The Colorado Attorney General’s Office, in a recent press release, warned its in-state consumers of a “debt-collection” scam whereby imposters pose as law enforcement officials or government agencies.  This warning was triggered by a sharp increase in the number of reports to the AG’s Office of threatening telephone calls and emails as part of this ongoing scam.  Specifically, the Colorado AG’s office reported that complaints about this scam have increased by an astounding 1,350% between 2013 and 2014.

Included in the AG’s Office’s warning was a list of fictitious payday lender names being used by the imposters, including:

  • ACS Inc.
  • ACS Legal Group
  • Ace Cash Services
  • Ace Cash Advance
  • Advance Cash Service
  • American Cash Advance

The AG’s Office also issued a general list of signs to help consumers identify this scam, including:

  • Telephone calls or emails where there are threats of arrest or prosecution;
  • Telephone calls or emails with claims that they are being made or sent on behalf of or part of law enforcement or a government agency;
  • Emails containing typos and grammatical errors;
  • Telephone calls or emails containing requests for payment via prepaid card or money transfer;
  • Telephone calls or emails containing requests for personally identifiable information;
  • Refusal by the requester to provide a mailing address; and
  • Refusal by the requester to mail proof of debt such as a validation notice.

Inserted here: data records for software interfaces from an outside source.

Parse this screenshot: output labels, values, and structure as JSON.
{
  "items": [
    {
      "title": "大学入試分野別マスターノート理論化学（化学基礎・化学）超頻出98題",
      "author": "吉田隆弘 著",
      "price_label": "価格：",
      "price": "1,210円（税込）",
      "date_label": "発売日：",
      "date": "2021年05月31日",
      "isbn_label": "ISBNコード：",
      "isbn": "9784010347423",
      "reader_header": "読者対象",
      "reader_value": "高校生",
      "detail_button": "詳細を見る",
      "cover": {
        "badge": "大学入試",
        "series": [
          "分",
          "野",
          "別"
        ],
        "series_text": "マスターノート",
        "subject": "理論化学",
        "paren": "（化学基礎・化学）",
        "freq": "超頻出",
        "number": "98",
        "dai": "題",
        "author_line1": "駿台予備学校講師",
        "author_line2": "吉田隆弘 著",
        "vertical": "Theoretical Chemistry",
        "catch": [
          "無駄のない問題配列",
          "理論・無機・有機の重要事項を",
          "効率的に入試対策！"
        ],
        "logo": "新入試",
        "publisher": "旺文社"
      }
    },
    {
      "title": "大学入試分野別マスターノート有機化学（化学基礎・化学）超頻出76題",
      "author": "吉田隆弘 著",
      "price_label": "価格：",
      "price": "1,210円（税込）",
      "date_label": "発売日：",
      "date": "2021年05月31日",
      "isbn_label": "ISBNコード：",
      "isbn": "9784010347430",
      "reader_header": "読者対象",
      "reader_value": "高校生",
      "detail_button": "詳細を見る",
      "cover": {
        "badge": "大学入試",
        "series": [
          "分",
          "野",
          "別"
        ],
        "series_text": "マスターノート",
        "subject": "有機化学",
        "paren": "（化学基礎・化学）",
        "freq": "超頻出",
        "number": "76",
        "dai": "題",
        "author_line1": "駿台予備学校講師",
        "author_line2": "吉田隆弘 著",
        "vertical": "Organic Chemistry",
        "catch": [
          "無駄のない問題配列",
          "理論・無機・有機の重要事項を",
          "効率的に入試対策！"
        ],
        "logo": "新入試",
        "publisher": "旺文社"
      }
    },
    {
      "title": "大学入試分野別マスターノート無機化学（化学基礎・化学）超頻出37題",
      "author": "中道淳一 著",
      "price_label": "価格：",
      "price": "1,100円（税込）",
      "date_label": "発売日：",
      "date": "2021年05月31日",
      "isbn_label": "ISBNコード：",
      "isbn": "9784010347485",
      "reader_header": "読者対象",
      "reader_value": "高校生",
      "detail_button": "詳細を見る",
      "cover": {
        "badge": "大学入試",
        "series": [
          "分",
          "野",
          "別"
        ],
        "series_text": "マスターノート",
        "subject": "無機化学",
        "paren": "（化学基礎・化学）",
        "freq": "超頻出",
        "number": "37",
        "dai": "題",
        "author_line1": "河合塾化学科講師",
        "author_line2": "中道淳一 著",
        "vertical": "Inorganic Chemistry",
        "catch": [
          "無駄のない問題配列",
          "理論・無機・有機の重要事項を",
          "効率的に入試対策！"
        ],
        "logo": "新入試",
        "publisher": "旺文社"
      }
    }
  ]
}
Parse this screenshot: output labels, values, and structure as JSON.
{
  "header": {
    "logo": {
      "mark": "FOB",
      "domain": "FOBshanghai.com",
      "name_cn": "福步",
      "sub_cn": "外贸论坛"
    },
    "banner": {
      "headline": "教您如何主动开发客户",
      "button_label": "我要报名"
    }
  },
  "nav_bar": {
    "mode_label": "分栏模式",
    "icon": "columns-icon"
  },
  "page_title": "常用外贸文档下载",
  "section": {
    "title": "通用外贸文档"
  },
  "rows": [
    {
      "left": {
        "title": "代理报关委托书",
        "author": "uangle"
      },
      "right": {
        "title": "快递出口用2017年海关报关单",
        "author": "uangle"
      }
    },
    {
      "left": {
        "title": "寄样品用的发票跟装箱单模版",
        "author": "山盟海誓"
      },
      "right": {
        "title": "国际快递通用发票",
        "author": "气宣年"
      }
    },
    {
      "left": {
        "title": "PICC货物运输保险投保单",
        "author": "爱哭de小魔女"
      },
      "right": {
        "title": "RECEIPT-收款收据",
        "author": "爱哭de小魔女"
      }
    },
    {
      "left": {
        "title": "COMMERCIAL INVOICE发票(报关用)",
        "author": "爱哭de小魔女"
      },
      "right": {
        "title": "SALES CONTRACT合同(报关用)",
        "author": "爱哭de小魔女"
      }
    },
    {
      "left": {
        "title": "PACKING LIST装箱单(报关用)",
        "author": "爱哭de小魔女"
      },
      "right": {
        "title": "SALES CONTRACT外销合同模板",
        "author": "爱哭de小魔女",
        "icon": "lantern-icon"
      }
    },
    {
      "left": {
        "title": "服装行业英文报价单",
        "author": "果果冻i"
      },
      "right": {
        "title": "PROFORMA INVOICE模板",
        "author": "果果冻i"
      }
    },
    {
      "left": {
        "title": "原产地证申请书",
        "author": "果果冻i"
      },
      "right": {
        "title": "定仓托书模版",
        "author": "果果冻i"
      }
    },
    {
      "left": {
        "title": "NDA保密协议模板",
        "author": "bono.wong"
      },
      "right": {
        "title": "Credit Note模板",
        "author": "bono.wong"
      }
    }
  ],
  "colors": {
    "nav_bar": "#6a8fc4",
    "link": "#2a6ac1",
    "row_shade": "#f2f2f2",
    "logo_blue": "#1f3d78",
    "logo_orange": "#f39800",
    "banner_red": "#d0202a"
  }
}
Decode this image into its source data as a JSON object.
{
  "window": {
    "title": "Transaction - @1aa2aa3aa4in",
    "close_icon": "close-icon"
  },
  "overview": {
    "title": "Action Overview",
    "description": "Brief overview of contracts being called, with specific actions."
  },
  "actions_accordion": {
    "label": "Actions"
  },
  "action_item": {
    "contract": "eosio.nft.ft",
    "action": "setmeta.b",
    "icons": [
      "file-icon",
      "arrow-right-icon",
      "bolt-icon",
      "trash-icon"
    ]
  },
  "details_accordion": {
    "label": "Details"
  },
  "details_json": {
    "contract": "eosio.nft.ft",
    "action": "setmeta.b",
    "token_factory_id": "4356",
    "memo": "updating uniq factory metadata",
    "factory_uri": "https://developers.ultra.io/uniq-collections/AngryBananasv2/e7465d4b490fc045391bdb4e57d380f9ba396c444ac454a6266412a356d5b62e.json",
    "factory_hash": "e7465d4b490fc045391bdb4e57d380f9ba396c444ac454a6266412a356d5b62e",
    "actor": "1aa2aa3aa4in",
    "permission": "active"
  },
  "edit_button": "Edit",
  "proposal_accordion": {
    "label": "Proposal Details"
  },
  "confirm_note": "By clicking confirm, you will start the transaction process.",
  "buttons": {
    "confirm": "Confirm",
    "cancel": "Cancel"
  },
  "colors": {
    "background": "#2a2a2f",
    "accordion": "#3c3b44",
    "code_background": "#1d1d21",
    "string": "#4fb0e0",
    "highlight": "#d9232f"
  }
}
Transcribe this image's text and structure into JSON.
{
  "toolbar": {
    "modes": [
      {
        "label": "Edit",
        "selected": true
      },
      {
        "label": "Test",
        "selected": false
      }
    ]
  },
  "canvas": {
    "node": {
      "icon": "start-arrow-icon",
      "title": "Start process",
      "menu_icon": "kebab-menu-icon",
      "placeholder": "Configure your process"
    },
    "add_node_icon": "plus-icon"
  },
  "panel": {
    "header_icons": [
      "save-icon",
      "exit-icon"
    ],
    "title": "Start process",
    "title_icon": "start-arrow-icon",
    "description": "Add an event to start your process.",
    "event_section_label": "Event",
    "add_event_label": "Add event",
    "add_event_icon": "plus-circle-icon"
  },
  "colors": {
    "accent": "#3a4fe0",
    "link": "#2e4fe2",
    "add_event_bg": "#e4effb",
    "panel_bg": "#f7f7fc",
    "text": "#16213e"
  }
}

Further, the AG’s Office’s warning included tips and resources for its in-state consumers to question calls from “debt collectors”, conduct their own due diligence, and protect themselves, including providing a sample email representative of those utilized in this scam.

As part of the warning, Colorado Attorney General John Suthers explained, “These scam artists pretend to be from companies with familiar-sounding names and use high-pressure demands to get people to pay using prepaid money cards.  The caller threatens to report you to the FBI, FTC and even to your employer if you don’t immediately pay up, however, law enforcement and government agencies do not threaten to arrest or prosecute people for their unpaid debt and do not send arrest warrants via email”.

As previously reported, this warning comes a month after the Colorado AG’s Office filed suit against certain in-state foreclosure law firms, alleging fraud and violations of state consumer protection laws.

It is readily apparent that the Colorado AG’s Office – and the Colorado Attorney General John Suthers in particular – has focused its attention on the prevention and prosecution of fraudulent and shady practices to protect its in-state consumers.